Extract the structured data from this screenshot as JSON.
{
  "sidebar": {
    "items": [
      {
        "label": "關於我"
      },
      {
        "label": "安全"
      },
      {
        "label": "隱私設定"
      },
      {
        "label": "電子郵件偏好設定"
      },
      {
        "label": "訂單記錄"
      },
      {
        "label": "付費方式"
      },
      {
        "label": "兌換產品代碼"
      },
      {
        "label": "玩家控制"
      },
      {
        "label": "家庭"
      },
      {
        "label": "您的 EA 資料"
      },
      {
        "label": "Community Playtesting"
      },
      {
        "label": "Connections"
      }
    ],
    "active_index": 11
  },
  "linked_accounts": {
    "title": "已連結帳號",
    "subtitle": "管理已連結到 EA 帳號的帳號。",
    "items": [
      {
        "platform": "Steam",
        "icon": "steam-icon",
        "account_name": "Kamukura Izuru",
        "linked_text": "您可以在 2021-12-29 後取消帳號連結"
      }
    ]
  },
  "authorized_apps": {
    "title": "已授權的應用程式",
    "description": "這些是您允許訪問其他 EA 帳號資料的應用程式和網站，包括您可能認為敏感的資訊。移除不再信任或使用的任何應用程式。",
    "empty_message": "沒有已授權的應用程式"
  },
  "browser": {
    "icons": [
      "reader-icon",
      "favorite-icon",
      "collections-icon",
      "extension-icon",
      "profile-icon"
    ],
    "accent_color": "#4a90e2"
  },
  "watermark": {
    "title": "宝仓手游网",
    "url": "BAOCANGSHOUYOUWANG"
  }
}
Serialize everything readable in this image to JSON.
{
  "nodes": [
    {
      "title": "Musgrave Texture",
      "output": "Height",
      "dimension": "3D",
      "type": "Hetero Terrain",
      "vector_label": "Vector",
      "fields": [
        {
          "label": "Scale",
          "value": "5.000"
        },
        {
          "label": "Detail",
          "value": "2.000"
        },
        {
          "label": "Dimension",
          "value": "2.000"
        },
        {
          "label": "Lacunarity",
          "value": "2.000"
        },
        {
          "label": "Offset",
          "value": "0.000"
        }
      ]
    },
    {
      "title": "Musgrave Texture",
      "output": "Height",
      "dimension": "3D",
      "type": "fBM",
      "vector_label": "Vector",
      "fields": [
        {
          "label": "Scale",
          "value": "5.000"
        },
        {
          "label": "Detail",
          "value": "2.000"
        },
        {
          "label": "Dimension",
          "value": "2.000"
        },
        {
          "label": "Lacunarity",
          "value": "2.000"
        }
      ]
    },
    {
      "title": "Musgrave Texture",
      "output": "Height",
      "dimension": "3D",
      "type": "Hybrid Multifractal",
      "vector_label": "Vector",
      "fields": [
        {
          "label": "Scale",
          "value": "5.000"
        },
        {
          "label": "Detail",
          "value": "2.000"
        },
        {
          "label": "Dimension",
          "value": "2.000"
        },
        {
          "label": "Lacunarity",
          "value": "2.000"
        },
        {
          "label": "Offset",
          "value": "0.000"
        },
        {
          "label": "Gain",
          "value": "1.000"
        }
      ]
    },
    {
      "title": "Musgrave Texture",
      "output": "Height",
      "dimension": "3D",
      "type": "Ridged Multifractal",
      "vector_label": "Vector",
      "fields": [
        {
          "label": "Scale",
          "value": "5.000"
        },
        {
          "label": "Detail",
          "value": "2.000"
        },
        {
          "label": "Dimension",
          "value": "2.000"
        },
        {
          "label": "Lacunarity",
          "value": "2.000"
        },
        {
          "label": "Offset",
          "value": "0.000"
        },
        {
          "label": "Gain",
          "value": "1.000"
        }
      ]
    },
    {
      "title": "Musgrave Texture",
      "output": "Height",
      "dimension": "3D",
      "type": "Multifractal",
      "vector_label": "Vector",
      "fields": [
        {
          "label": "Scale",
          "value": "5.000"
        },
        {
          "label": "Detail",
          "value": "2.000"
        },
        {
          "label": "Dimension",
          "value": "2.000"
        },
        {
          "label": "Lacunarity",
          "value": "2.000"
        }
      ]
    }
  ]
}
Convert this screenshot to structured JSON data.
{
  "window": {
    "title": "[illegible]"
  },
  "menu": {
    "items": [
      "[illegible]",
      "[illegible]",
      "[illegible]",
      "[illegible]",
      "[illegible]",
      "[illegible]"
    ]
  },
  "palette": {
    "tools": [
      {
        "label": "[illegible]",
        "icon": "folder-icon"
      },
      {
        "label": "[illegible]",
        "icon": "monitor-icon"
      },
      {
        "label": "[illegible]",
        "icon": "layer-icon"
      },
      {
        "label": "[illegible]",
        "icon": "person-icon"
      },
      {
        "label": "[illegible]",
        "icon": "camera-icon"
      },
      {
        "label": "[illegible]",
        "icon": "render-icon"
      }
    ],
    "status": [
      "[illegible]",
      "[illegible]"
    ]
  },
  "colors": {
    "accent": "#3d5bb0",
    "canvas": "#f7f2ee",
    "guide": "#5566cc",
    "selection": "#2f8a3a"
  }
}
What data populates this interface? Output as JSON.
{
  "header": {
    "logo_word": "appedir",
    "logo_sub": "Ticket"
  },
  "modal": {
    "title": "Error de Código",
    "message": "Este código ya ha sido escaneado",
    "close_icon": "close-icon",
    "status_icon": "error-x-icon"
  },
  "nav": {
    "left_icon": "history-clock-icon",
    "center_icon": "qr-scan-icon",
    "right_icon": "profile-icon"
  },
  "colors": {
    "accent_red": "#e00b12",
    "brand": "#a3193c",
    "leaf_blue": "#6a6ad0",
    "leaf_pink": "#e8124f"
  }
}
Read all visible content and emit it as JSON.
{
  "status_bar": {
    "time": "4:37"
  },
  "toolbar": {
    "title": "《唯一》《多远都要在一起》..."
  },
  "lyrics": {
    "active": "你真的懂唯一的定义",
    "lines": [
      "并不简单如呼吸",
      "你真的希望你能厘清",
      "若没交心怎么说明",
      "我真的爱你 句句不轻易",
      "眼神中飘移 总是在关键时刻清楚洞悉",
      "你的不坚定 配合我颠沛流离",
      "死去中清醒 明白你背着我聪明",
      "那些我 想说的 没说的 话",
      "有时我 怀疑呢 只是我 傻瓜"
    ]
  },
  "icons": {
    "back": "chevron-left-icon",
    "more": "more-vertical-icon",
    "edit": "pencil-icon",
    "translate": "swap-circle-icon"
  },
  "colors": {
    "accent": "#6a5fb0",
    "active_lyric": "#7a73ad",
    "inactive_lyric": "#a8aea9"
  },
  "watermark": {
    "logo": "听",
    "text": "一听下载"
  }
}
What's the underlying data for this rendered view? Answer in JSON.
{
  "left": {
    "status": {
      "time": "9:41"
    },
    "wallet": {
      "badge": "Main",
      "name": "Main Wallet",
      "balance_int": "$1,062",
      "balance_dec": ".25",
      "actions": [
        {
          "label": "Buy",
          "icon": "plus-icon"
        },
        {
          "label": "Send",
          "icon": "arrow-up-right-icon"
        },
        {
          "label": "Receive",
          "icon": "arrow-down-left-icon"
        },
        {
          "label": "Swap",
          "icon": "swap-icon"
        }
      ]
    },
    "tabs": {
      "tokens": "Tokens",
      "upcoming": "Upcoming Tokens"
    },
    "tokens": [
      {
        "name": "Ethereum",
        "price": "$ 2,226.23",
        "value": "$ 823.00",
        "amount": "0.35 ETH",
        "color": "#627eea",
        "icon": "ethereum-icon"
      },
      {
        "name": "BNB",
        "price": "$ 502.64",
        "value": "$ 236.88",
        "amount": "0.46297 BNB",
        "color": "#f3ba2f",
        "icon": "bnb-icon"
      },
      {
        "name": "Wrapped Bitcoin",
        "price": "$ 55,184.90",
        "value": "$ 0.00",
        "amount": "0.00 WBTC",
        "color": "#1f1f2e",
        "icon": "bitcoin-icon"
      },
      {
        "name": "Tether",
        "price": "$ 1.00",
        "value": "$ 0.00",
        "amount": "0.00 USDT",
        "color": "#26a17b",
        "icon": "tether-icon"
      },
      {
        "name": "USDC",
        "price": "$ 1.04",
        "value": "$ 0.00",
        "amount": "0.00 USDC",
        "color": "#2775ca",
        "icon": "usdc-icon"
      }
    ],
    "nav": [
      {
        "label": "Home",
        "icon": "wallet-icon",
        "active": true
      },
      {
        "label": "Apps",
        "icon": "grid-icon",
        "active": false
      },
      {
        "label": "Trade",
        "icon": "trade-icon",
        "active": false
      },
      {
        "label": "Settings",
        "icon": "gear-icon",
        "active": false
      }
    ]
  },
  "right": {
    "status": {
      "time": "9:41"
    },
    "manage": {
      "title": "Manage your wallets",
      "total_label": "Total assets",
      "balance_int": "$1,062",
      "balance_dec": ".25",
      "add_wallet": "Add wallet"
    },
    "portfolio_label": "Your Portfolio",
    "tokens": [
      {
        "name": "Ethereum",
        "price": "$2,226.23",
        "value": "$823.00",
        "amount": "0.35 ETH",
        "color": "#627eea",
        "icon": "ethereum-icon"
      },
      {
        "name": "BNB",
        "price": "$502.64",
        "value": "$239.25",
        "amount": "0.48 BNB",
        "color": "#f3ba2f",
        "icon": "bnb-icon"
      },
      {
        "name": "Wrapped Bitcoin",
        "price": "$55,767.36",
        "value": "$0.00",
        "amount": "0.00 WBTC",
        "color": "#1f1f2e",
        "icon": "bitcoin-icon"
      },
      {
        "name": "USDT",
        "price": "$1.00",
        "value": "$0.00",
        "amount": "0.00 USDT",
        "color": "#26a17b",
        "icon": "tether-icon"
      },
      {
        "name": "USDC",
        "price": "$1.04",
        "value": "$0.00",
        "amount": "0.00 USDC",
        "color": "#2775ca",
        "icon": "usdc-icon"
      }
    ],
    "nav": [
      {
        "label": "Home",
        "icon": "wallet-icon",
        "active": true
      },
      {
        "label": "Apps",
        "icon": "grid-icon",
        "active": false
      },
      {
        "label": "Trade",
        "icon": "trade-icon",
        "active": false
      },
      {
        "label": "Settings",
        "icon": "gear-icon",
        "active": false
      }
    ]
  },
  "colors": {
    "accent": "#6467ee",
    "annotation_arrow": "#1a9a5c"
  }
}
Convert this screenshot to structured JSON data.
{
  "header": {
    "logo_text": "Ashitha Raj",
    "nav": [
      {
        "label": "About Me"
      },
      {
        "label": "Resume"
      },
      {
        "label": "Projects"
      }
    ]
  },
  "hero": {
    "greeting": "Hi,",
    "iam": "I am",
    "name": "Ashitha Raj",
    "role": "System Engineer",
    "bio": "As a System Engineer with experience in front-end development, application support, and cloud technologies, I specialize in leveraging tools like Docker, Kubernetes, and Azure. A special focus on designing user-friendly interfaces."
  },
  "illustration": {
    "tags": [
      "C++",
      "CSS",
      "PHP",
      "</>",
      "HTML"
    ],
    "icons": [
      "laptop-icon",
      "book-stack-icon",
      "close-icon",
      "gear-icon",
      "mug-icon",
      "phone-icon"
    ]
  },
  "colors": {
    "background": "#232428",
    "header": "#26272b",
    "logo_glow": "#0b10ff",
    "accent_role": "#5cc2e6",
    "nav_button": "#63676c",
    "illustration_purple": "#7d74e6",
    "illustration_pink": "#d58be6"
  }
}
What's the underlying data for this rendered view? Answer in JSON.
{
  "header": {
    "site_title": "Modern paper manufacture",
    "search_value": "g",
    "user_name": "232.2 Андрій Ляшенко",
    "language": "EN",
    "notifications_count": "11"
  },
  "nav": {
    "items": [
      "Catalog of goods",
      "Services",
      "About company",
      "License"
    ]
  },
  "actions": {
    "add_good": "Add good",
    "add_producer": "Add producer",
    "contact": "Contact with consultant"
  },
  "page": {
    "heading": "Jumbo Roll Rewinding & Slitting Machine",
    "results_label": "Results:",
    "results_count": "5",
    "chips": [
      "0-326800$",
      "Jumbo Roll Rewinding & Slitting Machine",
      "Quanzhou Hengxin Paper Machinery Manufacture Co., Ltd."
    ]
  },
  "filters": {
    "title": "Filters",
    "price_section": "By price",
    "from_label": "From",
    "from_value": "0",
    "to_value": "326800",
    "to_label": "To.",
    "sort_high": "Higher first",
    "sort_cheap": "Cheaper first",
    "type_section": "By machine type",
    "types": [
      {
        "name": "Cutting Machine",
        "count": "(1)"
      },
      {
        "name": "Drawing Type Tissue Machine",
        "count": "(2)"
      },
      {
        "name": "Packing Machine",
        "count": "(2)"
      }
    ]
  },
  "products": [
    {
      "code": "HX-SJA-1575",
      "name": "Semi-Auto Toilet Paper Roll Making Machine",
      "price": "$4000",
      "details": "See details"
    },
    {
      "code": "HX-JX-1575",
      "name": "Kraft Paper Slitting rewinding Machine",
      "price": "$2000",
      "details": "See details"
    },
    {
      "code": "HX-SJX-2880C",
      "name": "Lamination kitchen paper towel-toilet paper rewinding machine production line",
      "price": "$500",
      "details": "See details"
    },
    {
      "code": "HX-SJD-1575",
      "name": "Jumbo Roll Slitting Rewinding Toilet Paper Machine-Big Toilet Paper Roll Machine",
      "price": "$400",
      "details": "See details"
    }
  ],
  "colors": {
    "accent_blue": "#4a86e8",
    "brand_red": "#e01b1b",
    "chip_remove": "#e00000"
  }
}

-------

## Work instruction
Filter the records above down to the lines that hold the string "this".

## Result of the exercise
Extract the structured data from this screenshot as JSON.
Serialize everything readable in this image to JSON.
Convert this screenshot to structured JSON data.
What data populates this interface? Output as JSON.
What's the underlying data for this rendered view? Answer in JSON.
Convert this screenshot to structured JSON data.
What's the underlying data for this rendered view? Answer in JSON.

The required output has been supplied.